# [Work to complete]
Collect all lines below with the string "location".

====== Source material ======

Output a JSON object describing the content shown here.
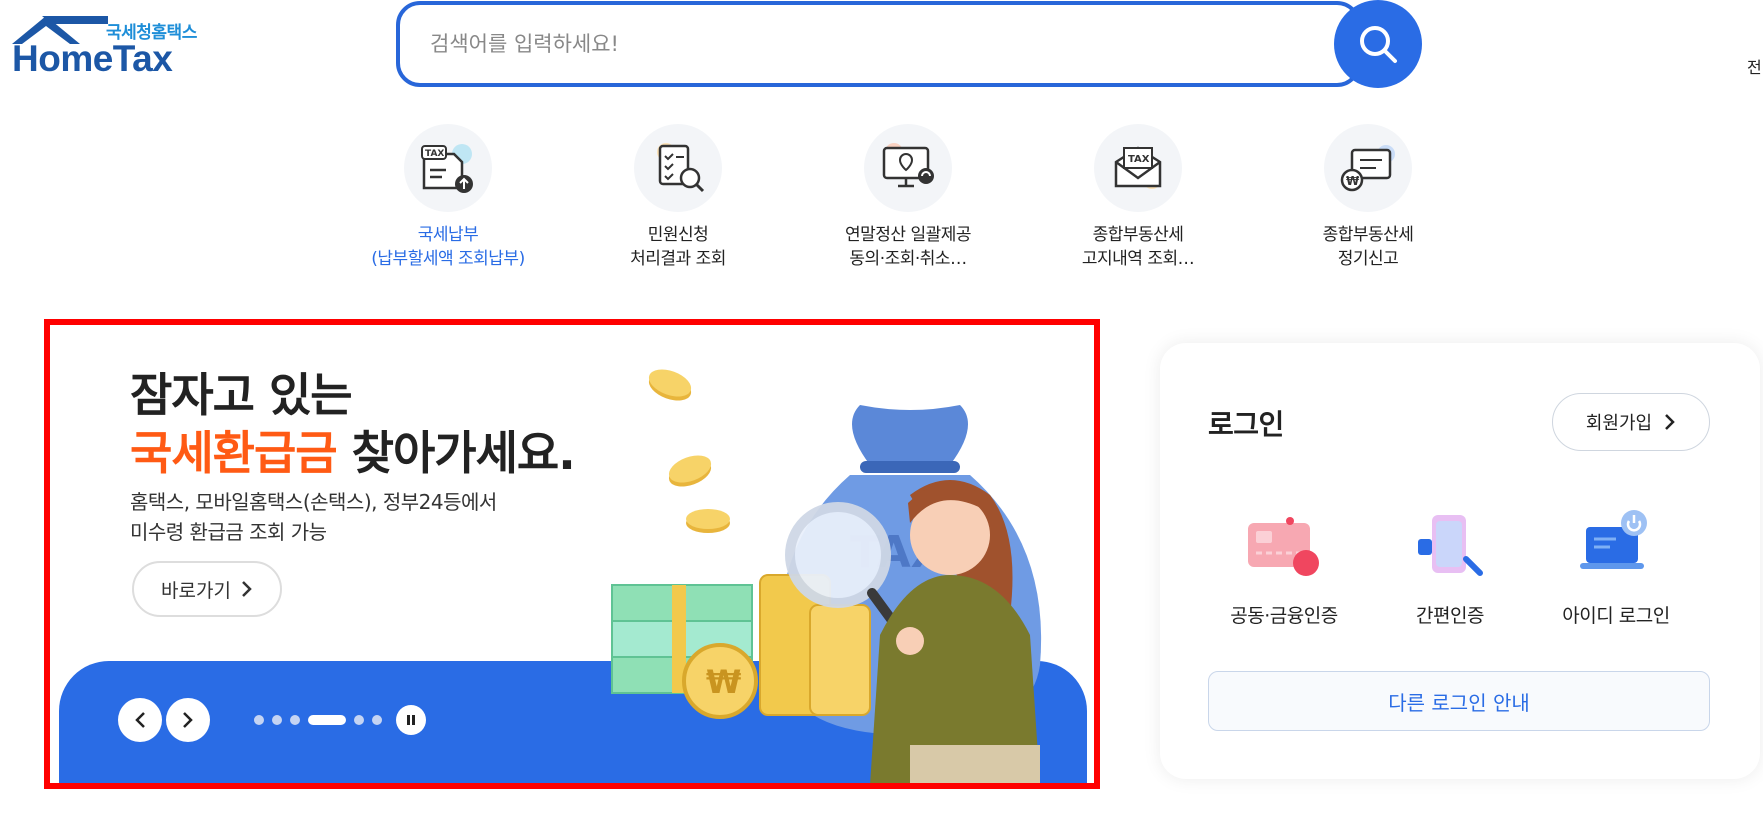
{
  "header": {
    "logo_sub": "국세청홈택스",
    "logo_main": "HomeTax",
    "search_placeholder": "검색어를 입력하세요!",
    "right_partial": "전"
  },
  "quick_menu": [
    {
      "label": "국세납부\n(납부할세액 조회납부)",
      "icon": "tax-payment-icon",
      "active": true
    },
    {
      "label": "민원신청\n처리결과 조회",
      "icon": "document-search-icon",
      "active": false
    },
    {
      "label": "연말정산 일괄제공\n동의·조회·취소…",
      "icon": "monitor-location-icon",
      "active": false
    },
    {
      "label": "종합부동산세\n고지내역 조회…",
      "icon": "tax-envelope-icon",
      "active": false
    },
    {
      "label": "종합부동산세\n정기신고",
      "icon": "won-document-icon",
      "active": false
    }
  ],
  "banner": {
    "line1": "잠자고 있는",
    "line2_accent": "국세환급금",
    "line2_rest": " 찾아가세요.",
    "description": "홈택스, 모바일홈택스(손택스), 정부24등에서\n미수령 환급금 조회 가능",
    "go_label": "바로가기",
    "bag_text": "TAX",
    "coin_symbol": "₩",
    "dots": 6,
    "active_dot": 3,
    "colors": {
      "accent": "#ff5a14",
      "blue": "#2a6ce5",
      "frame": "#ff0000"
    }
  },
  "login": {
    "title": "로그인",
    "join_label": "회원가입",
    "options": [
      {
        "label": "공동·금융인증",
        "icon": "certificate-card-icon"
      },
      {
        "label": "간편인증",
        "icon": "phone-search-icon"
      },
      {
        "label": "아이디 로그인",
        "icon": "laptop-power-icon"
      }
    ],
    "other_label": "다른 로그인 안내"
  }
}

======
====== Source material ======

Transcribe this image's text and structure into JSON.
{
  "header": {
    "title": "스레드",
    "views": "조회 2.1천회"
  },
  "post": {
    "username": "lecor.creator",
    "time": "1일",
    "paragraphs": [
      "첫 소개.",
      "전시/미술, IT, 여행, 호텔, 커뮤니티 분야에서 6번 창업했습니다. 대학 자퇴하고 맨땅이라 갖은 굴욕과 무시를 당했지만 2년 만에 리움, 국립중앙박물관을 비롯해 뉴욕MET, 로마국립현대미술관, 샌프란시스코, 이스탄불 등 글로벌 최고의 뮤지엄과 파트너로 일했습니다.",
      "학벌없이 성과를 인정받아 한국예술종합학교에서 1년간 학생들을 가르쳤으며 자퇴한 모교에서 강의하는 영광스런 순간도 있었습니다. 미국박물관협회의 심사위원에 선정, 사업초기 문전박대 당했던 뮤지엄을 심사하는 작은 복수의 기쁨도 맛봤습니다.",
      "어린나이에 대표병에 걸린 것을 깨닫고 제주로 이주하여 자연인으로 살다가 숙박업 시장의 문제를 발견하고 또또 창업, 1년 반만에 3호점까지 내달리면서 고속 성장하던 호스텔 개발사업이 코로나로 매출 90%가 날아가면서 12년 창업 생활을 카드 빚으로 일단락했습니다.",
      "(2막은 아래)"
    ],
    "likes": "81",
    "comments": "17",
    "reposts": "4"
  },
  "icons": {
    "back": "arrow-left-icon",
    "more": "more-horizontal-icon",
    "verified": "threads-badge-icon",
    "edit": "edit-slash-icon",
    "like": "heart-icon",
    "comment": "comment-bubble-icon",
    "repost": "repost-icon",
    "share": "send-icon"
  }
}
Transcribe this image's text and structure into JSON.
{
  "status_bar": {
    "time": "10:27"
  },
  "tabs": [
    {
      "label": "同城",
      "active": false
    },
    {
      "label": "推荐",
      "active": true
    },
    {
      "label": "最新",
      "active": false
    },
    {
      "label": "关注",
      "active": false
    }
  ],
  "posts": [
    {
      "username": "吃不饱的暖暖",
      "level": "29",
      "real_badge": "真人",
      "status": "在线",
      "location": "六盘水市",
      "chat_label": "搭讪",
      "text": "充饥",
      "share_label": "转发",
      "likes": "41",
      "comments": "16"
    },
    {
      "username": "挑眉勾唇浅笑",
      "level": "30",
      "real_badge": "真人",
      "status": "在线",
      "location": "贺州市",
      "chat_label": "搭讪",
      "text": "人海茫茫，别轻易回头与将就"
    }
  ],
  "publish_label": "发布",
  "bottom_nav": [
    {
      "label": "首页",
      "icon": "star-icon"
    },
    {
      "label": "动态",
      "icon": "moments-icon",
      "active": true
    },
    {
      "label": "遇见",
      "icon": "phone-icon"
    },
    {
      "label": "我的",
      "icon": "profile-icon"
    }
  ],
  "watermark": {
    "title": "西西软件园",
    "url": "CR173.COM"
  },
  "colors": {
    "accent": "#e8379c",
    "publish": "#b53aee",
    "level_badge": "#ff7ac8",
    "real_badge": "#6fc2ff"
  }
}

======

# [Your solution]
      "icon": "monitor-location-icon",
      "location": "六盘水市",
      "location": "贺州市",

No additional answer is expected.